##### Data for review #####
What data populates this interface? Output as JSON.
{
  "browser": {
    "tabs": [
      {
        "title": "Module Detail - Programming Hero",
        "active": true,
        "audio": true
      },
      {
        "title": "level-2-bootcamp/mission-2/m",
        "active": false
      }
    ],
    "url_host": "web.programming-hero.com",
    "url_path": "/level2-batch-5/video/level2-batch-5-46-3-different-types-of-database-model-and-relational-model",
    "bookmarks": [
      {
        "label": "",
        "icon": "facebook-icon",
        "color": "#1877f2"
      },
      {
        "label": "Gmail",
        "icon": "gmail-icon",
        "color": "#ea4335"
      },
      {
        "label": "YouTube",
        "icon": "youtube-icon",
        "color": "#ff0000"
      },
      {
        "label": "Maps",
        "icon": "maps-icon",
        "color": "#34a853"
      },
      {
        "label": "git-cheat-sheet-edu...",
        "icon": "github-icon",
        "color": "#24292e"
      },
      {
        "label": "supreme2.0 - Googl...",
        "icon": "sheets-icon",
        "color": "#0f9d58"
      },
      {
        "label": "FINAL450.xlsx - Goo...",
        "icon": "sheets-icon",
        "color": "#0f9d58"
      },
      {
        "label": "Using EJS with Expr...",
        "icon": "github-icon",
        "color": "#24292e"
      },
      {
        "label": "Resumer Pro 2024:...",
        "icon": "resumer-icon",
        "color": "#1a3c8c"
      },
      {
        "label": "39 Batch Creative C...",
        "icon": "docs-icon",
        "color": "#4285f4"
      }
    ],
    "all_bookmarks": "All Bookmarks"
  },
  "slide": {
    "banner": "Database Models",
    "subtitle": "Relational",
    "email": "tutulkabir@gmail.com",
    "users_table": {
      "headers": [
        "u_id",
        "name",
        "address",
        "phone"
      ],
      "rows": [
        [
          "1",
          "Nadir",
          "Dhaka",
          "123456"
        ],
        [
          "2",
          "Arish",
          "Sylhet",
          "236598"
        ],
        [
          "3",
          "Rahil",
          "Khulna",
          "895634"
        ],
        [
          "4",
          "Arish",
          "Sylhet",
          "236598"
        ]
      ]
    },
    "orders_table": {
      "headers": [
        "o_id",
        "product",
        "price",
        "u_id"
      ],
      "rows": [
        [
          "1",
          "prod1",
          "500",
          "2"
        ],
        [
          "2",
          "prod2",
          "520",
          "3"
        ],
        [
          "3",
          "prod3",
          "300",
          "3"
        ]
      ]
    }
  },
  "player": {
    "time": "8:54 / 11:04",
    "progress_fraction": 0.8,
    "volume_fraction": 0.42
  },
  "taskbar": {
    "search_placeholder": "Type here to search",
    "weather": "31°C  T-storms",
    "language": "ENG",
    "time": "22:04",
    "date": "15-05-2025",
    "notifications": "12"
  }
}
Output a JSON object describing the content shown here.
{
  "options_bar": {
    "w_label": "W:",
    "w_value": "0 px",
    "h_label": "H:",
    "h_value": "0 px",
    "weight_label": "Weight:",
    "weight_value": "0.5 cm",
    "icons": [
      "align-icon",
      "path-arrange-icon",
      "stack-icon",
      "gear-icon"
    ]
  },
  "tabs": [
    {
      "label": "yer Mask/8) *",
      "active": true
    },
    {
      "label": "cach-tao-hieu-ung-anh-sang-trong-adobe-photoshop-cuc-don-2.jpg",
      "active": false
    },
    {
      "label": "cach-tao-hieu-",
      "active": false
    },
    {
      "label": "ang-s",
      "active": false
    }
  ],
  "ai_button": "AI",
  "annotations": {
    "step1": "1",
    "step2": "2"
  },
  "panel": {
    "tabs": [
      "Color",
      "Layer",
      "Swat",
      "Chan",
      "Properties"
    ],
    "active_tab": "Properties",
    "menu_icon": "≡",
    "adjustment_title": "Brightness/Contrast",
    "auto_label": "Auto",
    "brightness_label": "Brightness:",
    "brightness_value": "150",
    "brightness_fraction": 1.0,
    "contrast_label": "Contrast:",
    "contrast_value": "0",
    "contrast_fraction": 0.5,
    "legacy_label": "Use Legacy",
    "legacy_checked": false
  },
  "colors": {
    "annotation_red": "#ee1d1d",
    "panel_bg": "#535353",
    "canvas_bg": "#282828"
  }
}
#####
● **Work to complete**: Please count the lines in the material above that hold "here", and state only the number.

● **Answer to the exercise**: 2